◆ **TASK TO COMPLETE**
Extract all records. Keep each one exact.

(Excerpts from an interface dataset)
* * * * * * *

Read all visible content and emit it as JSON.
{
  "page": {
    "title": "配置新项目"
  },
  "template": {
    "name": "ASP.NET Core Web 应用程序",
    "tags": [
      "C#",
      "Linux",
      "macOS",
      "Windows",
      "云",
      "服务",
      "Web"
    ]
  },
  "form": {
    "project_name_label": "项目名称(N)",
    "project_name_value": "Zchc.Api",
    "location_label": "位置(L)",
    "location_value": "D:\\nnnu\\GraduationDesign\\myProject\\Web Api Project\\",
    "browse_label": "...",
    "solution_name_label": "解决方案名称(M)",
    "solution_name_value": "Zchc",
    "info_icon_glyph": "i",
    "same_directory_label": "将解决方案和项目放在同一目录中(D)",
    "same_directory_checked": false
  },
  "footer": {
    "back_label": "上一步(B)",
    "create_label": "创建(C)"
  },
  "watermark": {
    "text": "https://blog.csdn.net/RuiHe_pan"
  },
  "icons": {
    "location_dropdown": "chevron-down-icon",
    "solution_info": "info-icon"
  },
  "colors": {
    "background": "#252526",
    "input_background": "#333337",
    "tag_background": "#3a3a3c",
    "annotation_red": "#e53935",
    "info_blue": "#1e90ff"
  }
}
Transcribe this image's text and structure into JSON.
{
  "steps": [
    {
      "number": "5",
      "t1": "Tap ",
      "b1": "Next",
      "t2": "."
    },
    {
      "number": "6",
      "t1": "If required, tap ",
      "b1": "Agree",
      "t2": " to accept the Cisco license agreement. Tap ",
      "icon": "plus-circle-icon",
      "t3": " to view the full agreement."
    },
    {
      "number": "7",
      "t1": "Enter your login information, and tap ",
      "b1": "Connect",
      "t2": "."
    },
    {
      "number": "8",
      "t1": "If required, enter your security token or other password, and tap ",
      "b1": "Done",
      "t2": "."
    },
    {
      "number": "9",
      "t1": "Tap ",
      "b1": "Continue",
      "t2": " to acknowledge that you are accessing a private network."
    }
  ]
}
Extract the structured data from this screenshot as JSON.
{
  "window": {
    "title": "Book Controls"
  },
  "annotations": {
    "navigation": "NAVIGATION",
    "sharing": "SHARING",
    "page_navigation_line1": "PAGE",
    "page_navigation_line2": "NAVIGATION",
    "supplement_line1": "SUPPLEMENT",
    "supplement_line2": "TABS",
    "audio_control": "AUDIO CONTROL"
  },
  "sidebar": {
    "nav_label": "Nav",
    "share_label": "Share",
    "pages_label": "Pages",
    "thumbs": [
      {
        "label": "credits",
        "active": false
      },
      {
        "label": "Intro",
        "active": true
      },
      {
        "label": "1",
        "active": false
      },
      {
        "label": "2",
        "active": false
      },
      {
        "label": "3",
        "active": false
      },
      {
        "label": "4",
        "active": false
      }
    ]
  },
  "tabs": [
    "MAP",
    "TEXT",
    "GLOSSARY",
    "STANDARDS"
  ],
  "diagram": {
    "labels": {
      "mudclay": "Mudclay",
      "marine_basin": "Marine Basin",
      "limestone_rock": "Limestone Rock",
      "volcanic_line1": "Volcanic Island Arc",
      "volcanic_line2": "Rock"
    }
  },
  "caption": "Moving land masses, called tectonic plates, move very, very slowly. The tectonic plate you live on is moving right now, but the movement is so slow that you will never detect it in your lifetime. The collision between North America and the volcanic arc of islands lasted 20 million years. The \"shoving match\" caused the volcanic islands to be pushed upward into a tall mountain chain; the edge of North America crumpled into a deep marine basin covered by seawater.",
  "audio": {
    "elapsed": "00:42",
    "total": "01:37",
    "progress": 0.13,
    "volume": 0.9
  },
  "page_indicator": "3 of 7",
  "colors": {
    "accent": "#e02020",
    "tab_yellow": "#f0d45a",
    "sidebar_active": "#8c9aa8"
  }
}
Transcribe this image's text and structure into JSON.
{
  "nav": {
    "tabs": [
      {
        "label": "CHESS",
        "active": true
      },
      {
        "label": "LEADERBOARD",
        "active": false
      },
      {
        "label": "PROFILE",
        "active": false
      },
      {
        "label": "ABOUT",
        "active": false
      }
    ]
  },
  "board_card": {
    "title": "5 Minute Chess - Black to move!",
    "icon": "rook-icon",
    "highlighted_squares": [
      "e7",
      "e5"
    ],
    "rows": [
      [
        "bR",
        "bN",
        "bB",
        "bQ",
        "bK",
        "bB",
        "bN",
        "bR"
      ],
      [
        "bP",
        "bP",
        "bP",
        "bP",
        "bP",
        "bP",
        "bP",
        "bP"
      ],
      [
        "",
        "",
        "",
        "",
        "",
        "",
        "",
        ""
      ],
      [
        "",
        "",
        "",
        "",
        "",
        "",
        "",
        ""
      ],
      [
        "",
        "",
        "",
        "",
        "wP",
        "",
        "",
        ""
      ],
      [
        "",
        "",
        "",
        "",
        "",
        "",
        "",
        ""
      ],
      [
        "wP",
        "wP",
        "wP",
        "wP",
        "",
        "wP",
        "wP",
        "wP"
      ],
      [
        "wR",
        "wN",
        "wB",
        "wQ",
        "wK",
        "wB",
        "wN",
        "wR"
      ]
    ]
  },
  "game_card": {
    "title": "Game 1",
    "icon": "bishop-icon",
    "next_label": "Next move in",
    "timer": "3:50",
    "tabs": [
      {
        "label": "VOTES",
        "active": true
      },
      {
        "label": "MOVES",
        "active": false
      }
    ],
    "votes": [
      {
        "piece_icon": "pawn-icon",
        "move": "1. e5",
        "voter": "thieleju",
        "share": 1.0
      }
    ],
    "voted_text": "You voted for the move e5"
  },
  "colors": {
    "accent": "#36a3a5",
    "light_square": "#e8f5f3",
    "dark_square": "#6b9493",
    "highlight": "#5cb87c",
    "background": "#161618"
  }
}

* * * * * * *

◆ **OUTPUT OF THE TASK**
Read all visible content and emit it as JSON.
{
  "page": {
    "title": "配置新项目"
  },
  "template": {
    "name": "ASP.NET Core Web 应用程序",
    "tags": [
      "C#",
      "Linux",
      "macOS",
      "Windows",
      "云",
      "服务",
      "Web"
    ]
  },
  "form": {
    "project_name_label": "项目名称(N)",
    "project_name_value": "Zchc.Api",
    "location_label": "位置(L)",
    "location_value": "D:\\nnnu\\GraduationDesign\\myProject\\Web Api Project\\",
    "browse_label": "...",
    "solution_name_label": "解决方案名称(M)",
    "solution_name_value": "Zchc",
    "info_icon_glyph": "i",
    "same_directory_label": "将解决方案和项目放在同一目录中(D)",
    "same_directory_checked": false
  },
  "footer": {
    "back_label": "上一步(B)",
    "create_label": "创建(C)"
  },
  "watermark": {
    "text": "https://blog.csdn.net/RuiHe_pan"
  },
  "icons": {
    "location_dropdown": "chevron-down-icon",
    "solution_info": "info-icon"
  },
  "colors": {
    "background": "#252526",
    "input_background": "#333337",
    "tag_background": "#3a3a3c",
    "annotation_red": "#e53935",
    "info_blue": "#1e90ff"
  }
}
Transcribe this image's text and structure into JSON.
{
  "steps": [
    {
      "number": "5",
      "t1": "Tap ",
      "b1": "Next",
      "t2": "."
    },
    {
      "number": "6",
      "t1": "If required, tap ",
      "b1": "Agree",
      "t2": " to accept the Cisco license agreement. Tap ",
      "icon": "plus-circle-icon",
      "t3": " to view the full agreement."
    },
    {
      "number": "7",
      "t1": "Enter your login information, and tap ",
      "b1": "Connect",
      "t2": "."
    },
    {
      "number": "8",
      "t1": "If required, enter your security token or other password, and tap ",
      "b1": "Done",
      "t2": "."
    },
    {
      "number": "9",
      "t1": "Tap ",
      "b1": "Continue",
      "t2": " to acknowledge that you are accessing a private network."
    }
  ]
}
Extract the structured data from this screenshot as JSON.
{
  "window": {
    "title": "Book Controls"
  },
  "annotations": {
    "navigation": "NAVIGATION",
    "sharing": "SHARING",
    "page_navigation_line1": "PAGE",
    "page_navigation_line2": "NAVIGATION",
    "supplement_line1": "SUPPLEMENT",
    "supplement_line2": "TABS",
    "audio_control": "AUDIO CONTROL"
  },
  "sidebar": {
    "nav_label": "Nav",
    "share_label": "Share",
    "pages_label": "Pages",
    "thumbs": [
      {
        "label": "credits",
        "active": false
      },
      {
        "label": "Intro",
        "active": true
      },
      {
        "label": "1",
        "active": false
      },
      {
        "label": "2",
        "active": false
      },
      {
        "label": "3",
        "active": false
      },
      {
        "label": "4",
        "active": false
      }
    ]
  },
  "tabs": [
    "MAP",
    "TEXT",
    "GLOSSARY",
    "STANDARDS"
  ],
  "diagram": {
    "labels": {
      "mudclay": "Mudclay",
      "marine_basin": "Marine Basin",
      "limestone_rock": "Limestone Rock",
      "volcanic_line1": "Volcanic Island Arc",
      "volcanic_line2": "Rock"
    }
  },
  "caption": "Moving land masses, called tectonic plates, move very, very slowly. The tectonic plate you live on is moving right now, but the movement is so slow that you will never detect it in your lifetime. The collision between North America and the volcanic arc of islands lasted 20 million years. The \"shoving match\" caused the volcanic islands to be pushed upward into a tall mountain chain; the edge of North America crumpled into a deep marine basin covered by seawater.",
  "audio": {
    "elapsed": "00:42",
    "total": "01:37",
    "progress": 0.13,
    "volume": 0.9
  },
  "page_indicator": "3 of 7",
  "colors": {
    "accent": "#e02020",
    "tab_yellow": "#f0d45a",
    "sidebar_active": "#8c9aa8"
  }
}
Transcribe this image's text and structure into JSON.
{
  "nav": {
    "tabs": [
      {
        "label": "CHESS",
        "active": true
      },
      {
        "label": "LEADERBOARD",
        "active": false
      },
      {
        "label": "PROFILE",
        "active": false
      },
      {
        "label": "ABOUT",
        "active": false
      }
    ]
  },
  "board_card": {
    "title": "5 Minute Chess - Black to move!",
    "icon": "rook-icon",
    "highlighted_squares": [
      "e7",
      "e5"
    ],
    "rows": [
      [
        "bR",
        "bN",
        "bB",
        "bQ",
        "bK",
        "bB",
        "bN",
        "bR"
      ],
      [
        "bP",
        "bP",
        "bP",
        "bP",
        "bP",
        "bP",
        "bP",
        "bP"
      ],
      [
        "",
        "",
        "",
        "",
        "",
        "",
        "",
        ""
      ],
      [
        "",
        "",
        "",
        "",
        "",
        "",
        "",
        ""
      ],
      [
        "",
        "",
        "",
        "",
        "wP",
        "",
        "",
        ""
      ],
      [
        "",
        "",
        "",
        "",
        "",
        "",
        "",
        ""
      ],
      [
        "wP",
        "wP",
        "wP",
        "wP",
        "",
        "wP",
        "wP",
        "wP"
      ],
      [
        "wR",
        "wN",
        "wB",
        "wQ",
        "wK",
        "wB",
        "wN",
        "wR"
      ]
    ]
  },
  "game_card": {
    "title": "Game 1",
    "icon": "bishop-icon",
    "next_label": "Next move in",
    "timer": "3:50",
    "tabs": [
      {
        "label": "VOTES",
        "active": true
      },
      {
        "label": "MOVES",
        "active": false
      }
    ],
    "votes": [
      {
        "piece_icon": "pawn-icon",
        "move": "1. e5",
        "voter": "thieleju",
        "share": 1.0
      }
    ],
    "voted_text": "You voted for the move e5"
  },
  "colors": {
    "accent": "#36a3a5",
    "light_square": "#e8f5f3",
    "dark_square": "#6b9493",
    "highlight": "#5cb87c",
    "background": "#161618"
  }
}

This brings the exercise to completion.